YOUR GOAL: In the records below, find each line holding the word "number" and copy it.

(Collection entries)

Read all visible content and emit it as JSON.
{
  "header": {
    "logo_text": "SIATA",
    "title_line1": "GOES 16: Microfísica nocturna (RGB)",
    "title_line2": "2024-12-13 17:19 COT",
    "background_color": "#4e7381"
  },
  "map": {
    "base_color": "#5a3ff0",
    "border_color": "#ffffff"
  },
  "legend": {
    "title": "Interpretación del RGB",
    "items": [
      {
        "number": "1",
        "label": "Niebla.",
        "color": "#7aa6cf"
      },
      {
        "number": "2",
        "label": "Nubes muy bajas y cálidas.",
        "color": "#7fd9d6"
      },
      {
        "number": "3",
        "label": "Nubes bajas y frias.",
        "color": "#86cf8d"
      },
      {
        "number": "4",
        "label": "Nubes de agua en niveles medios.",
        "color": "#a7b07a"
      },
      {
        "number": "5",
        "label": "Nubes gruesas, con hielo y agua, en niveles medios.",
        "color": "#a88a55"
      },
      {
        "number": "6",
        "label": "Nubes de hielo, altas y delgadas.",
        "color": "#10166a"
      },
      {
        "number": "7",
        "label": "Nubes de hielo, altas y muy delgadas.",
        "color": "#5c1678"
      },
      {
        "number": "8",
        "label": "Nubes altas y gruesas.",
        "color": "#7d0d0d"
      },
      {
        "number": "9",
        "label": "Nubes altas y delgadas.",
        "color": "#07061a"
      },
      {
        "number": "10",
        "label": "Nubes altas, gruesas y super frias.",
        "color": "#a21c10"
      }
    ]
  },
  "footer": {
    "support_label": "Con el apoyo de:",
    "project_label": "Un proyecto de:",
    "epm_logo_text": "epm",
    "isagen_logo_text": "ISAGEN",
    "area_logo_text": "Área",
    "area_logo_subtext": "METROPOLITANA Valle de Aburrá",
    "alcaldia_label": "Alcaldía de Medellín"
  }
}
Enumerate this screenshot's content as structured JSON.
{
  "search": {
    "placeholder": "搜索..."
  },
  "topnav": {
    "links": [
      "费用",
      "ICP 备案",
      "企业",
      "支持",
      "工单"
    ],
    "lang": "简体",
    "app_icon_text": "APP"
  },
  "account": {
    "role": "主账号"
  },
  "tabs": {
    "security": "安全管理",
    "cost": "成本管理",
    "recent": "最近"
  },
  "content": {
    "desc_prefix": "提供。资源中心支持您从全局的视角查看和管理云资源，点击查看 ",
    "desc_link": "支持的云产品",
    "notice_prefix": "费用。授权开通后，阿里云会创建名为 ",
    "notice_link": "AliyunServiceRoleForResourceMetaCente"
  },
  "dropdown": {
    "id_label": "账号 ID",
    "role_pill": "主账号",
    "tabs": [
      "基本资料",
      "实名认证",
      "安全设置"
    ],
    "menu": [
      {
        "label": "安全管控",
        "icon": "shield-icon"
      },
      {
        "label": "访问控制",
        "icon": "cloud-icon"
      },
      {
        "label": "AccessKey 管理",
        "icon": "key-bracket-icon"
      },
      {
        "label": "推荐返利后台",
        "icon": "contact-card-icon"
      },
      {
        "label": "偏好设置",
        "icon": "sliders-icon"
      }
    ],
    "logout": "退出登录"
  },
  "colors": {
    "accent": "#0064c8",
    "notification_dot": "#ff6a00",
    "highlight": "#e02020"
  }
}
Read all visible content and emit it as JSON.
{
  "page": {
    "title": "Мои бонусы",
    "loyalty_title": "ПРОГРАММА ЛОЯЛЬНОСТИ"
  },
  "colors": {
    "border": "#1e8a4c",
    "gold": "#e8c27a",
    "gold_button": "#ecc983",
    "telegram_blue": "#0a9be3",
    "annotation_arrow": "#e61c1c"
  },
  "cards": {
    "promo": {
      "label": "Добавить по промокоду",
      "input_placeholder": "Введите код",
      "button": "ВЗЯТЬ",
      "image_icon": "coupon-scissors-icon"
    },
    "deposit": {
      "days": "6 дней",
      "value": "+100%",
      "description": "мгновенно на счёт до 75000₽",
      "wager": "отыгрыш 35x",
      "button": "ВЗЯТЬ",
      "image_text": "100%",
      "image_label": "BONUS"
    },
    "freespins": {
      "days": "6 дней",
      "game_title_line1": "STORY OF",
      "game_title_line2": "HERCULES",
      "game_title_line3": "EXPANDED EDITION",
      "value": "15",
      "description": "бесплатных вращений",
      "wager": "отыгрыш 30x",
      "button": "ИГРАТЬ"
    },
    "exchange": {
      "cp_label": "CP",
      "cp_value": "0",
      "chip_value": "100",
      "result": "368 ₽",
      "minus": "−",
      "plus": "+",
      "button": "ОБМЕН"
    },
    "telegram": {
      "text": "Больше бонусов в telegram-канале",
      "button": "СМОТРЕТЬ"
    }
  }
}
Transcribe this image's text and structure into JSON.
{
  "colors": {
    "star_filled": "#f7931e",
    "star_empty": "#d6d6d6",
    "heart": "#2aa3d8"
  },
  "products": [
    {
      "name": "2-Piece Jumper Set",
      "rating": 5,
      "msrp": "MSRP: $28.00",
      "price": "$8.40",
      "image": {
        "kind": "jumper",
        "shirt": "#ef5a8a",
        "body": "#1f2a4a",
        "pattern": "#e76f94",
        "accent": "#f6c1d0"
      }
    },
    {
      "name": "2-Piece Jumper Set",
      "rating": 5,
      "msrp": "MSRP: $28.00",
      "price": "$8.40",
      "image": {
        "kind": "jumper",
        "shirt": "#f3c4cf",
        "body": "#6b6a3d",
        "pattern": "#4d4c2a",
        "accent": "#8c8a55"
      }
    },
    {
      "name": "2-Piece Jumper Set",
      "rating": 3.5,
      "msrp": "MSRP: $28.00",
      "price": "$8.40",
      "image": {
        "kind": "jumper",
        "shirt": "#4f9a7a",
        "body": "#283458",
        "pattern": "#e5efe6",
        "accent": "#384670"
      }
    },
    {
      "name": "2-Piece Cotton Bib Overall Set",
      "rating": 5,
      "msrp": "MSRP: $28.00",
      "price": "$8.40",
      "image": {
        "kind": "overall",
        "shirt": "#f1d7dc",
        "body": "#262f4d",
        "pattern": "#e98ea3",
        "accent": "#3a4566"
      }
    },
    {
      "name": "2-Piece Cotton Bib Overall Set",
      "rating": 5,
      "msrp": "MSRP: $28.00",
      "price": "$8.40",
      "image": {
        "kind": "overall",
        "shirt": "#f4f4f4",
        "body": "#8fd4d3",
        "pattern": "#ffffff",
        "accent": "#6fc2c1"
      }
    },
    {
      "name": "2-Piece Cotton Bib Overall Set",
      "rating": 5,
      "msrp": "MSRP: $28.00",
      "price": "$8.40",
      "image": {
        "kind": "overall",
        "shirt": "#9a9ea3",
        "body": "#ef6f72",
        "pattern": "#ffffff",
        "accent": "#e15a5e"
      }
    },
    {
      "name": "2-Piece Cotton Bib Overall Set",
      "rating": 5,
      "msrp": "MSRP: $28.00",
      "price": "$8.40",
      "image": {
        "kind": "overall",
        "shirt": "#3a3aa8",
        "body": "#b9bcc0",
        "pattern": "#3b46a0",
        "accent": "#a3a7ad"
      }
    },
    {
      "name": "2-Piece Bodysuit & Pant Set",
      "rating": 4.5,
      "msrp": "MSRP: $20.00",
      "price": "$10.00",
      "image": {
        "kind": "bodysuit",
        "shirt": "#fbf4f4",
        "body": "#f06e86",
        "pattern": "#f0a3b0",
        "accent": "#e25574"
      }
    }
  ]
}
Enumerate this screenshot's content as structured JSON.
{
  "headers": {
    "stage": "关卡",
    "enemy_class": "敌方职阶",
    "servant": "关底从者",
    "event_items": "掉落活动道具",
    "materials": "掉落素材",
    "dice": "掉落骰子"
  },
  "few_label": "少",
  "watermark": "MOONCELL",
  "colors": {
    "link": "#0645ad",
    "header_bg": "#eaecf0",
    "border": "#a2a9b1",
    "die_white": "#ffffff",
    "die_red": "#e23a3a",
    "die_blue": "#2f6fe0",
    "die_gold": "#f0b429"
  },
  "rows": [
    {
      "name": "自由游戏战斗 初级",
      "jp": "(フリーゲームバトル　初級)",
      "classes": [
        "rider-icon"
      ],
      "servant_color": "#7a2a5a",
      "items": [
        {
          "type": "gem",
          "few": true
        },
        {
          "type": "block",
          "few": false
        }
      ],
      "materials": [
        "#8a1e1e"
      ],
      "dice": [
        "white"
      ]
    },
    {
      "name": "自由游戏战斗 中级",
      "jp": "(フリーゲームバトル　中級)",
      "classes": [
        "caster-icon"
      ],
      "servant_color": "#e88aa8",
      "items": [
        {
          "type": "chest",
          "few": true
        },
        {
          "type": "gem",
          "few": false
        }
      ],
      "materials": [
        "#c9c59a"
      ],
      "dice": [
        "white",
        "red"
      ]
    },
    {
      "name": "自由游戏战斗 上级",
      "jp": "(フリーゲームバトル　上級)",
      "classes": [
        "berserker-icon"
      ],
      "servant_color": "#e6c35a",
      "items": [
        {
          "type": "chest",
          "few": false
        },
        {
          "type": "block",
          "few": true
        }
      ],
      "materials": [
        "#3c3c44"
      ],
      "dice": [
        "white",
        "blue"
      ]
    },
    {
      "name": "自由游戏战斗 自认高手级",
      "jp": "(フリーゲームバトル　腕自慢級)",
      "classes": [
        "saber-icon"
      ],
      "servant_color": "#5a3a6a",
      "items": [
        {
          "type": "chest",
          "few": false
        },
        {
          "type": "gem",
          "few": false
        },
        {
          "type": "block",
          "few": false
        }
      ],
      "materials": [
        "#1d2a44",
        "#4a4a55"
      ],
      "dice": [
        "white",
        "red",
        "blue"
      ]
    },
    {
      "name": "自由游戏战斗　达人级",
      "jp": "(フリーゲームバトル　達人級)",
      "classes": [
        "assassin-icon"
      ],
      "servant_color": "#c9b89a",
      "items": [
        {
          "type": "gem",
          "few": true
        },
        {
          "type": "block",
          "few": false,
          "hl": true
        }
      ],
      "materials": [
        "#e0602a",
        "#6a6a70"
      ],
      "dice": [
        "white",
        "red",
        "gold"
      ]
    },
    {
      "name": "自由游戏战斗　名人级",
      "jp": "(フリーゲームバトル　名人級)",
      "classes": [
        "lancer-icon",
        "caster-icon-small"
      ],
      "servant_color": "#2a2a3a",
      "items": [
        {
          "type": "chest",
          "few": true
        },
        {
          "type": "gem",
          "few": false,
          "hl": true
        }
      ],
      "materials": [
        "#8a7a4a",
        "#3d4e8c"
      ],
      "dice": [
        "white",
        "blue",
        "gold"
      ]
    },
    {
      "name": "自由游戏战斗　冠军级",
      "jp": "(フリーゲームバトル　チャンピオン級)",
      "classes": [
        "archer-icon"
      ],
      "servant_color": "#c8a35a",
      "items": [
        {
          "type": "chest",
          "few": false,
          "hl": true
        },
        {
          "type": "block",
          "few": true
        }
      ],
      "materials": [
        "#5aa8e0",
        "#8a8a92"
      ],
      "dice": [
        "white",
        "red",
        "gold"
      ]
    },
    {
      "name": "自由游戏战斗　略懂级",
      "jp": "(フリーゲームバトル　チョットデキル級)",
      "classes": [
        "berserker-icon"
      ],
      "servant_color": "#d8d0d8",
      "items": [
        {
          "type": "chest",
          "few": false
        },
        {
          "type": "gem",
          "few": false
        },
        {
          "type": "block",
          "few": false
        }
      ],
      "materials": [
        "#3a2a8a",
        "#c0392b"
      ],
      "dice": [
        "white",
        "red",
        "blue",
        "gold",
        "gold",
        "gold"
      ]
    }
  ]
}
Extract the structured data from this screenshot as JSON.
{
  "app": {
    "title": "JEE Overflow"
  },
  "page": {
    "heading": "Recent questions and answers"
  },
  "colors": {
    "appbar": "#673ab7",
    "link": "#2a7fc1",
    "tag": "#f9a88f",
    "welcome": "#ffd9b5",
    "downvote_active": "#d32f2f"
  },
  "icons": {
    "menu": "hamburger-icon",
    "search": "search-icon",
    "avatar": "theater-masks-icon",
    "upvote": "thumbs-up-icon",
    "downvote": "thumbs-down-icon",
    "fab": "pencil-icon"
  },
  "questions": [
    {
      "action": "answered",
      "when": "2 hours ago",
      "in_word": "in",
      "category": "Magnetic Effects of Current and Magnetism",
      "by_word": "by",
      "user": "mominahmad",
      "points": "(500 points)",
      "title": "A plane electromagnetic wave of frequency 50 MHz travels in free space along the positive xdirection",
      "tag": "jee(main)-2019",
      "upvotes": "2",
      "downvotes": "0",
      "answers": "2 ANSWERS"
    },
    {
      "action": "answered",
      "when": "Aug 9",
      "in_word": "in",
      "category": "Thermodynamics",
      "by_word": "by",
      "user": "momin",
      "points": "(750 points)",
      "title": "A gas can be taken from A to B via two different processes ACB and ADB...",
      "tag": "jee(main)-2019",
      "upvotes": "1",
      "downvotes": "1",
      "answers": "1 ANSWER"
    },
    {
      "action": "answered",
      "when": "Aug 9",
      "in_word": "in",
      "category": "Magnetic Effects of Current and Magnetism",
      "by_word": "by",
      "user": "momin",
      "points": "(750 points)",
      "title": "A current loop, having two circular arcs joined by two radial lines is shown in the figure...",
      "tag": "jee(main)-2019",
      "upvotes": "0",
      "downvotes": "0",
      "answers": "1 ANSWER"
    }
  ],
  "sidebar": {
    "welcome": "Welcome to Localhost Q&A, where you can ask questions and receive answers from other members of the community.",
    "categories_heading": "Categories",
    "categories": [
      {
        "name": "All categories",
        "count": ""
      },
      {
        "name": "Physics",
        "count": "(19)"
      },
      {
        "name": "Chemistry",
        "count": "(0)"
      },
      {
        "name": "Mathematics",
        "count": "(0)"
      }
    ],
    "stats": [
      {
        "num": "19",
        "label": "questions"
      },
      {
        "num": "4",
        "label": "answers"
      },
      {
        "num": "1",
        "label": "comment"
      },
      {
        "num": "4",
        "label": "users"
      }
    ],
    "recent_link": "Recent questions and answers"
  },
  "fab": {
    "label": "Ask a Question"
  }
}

SOLUTION:
        "number": "1",
        "number": "2",
        "number": "3",
        "number": "4",
        "number": "5",
        "number": "6",
        "number": "7",
        "number": "8",
        "number": "9",
        "number": "10",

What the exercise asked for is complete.